→ **WORK INSTRUCTION**:
From the entries that follow, copy each line containing the word "true".

DATASET ENTRIES below:

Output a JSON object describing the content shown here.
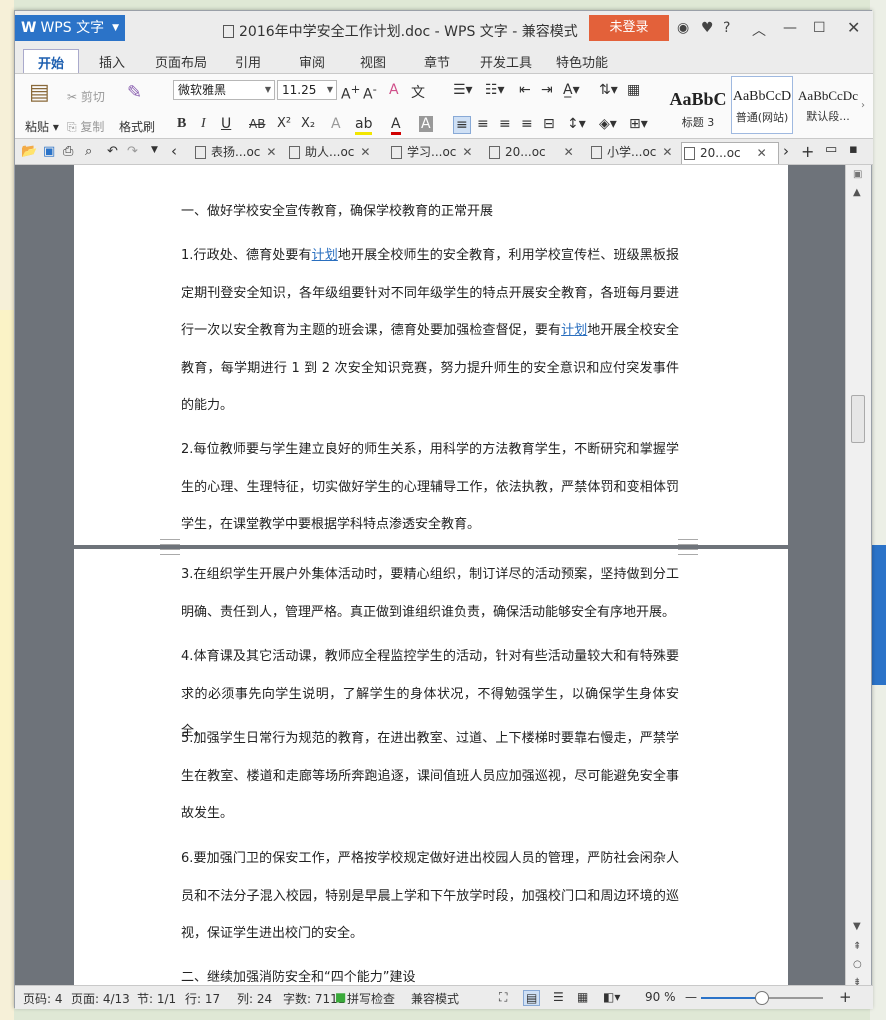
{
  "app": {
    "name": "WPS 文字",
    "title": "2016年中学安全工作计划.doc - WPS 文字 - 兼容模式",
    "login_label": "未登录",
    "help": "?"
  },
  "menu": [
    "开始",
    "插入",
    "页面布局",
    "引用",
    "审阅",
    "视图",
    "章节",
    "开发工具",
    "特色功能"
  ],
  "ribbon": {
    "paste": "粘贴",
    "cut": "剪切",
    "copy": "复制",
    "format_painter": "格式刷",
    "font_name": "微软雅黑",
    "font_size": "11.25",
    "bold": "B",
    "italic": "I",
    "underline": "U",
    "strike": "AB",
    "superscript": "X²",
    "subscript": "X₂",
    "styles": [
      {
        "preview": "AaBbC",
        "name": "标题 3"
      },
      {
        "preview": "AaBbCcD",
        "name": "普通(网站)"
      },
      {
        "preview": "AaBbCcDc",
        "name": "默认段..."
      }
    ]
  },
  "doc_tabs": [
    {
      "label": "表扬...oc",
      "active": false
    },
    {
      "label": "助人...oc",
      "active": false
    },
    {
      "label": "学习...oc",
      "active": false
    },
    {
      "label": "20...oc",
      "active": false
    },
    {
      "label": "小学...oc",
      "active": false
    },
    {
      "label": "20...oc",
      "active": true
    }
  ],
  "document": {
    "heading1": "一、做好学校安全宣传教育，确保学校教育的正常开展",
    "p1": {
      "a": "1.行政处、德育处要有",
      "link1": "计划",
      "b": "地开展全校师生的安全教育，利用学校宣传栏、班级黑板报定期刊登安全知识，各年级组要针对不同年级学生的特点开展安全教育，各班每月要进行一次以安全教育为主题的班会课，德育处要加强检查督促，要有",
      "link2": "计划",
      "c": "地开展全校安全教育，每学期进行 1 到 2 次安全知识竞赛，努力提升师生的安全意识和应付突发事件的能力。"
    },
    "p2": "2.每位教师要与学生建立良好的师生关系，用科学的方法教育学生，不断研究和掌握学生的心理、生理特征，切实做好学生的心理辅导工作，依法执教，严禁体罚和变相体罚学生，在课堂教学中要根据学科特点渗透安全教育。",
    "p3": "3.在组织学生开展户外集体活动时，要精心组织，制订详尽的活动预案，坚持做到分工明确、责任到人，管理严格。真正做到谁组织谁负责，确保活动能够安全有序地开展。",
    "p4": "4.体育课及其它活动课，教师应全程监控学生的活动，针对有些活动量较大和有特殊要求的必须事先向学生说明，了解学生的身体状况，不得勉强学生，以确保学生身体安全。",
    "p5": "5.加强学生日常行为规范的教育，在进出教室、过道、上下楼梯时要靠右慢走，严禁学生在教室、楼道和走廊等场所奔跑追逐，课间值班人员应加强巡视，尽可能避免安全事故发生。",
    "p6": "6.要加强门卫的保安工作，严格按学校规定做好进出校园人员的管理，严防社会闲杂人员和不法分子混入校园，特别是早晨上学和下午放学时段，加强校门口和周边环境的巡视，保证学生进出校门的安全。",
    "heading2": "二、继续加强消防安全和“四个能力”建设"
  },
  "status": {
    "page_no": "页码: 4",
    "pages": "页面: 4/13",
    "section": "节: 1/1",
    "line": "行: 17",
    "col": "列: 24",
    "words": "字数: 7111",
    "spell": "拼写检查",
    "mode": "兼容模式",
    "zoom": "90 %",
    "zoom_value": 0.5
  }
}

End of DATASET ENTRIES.
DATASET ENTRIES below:

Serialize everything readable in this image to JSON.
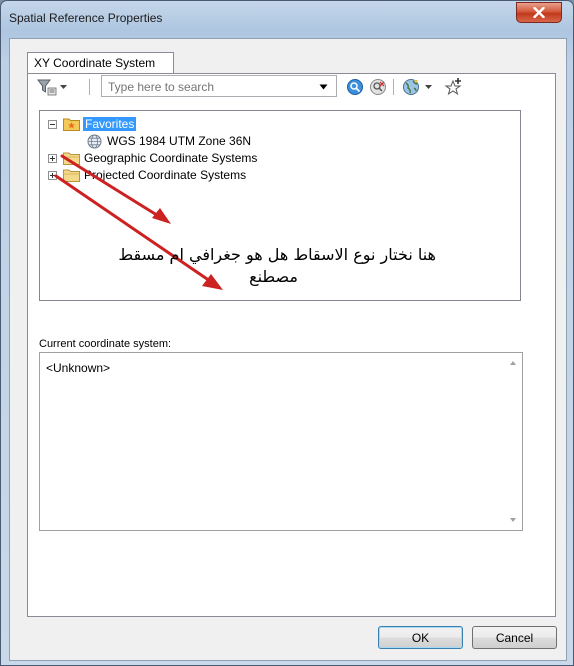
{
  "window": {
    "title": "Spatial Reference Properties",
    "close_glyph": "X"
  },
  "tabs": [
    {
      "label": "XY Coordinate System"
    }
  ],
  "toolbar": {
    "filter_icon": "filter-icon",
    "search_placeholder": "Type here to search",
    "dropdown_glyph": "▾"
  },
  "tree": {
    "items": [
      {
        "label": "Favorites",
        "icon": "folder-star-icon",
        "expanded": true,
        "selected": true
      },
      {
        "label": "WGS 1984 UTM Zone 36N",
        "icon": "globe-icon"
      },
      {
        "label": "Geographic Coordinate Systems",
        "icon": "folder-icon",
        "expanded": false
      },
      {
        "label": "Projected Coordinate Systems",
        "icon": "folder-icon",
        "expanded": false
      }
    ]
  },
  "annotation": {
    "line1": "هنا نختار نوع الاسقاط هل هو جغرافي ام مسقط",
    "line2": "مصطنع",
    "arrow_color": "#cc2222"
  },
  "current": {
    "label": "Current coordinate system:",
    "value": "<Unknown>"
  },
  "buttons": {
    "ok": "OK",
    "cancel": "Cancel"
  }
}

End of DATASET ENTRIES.

→ **EXERCISE ANSWER**:
      "active": true
        "expanded": true,
        "selected": true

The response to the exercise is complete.